SUPPLIED RECORDS:
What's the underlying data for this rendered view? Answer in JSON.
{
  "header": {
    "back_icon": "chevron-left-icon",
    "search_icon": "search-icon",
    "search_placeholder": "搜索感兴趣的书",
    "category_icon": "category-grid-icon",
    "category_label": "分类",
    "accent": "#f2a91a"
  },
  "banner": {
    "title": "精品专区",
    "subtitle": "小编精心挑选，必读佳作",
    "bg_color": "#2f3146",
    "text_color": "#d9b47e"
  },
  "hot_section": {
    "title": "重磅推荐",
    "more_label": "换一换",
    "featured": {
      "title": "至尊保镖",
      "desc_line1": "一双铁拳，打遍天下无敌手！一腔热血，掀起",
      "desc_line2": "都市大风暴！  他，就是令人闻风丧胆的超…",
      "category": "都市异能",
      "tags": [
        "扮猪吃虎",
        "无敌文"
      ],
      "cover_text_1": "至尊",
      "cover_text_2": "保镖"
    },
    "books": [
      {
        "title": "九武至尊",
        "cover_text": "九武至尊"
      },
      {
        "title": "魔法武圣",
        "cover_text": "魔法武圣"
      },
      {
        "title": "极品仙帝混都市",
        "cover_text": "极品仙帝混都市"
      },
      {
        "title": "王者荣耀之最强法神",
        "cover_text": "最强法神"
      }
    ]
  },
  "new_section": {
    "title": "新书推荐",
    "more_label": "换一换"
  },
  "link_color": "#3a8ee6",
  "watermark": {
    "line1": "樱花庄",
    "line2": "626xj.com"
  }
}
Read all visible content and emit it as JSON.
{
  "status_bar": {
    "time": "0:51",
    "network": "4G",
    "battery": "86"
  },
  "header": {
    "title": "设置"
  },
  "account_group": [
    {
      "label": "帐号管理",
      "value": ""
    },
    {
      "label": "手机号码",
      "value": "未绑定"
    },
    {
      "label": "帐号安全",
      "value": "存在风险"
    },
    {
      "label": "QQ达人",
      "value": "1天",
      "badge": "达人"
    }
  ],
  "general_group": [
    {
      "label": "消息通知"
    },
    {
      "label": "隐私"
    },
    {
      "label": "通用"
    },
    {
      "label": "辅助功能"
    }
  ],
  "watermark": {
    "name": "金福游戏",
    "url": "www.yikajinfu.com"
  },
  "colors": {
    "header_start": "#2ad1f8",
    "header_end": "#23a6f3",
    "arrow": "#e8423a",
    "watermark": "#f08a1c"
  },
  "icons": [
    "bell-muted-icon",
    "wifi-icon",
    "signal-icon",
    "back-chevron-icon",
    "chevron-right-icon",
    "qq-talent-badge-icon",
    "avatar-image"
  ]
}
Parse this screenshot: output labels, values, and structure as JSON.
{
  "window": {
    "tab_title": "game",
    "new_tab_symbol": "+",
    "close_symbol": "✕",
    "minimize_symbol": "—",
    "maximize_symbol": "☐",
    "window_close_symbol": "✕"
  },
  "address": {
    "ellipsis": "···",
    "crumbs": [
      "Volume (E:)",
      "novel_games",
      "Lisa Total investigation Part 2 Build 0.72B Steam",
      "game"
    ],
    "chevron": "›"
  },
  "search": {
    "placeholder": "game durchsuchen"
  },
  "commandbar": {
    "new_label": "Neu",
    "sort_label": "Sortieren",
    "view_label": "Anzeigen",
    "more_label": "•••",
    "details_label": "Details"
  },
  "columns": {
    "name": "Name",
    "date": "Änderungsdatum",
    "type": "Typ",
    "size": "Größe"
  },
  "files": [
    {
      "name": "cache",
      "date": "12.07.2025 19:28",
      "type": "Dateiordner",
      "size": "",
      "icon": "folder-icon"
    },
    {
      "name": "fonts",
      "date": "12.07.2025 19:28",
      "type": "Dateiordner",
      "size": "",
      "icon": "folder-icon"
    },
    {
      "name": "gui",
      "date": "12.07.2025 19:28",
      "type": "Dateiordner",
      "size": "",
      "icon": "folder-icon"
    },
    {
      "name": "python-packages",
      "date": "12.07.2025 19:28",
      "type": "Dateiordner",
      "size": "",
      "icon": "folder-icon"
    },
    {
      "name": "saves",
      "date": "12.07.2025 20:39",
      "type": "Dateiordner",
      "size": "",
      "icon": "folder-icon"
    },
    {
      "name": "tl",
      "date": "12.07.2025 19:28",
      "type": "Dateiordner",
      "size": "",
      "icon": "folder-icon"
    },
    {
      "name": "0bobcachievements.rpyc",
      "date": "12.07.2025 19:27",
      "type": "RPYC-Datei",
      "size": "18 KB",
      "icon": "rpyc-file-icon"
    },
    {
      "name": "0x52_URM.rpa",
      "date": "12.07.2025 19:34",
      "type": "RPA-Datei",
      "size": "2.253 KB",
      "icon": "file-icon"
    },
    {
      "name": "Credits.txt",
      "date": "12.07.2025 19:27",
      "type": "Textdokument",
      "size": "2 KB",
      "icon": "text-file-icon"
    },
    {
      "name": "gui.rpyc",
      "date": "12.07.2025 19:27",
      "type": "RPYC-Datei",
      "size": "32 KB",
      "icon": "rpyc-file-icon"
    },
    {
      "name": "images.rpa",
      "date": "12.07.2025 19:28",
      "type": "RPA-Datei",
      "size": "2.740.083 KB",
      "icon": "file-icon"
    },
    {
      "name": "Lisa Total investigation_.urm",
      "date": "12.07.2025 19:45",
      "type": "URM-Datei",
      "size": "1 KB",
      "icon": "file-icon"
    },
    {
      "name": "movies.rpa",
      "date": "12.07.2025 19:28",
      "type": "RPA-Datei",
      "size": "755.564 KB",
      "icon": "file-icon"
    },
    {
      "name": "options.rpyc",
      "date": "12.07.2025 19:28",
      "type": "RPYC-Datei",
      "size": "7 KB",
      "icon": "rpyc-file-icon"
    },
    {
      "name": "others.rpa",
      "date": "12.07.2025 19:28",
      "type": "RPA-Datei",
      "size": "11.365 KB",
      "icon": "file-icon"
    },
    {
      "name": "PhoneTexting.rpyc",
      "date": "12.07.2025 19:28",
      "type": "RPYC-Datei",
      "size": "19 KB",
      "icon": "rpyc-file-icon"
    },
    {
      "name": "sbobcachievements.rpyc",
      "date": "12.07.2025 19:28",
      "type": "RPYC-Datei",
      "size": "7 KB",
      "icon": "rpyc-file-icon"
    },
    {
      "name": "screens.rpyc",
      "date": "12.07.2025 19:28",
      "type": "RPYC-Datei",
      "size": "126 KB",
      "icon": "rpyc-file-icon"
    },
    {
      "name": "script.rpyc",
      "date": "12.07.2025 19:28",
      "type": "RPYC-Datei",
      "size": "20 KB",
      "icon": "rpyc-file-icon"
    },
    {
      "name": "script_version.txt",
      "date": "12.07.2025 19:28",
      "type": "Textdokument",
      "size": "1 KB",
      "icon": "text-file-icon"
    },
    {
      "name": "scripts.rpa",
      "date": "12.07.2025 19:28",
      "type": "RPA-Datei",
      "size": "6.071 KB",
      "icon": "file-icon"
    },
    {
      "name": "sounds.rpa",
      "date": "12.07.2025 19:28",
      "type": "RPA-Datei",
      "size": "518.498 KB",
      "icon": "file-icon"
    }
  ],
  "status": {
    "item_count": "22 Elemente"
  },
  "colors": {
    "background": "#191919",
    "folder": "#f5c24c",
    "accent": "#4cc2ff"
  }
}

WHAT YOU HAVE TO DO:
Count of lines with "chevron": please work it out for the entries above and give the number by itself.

SOLUTION TO THIS EXERCISE:
4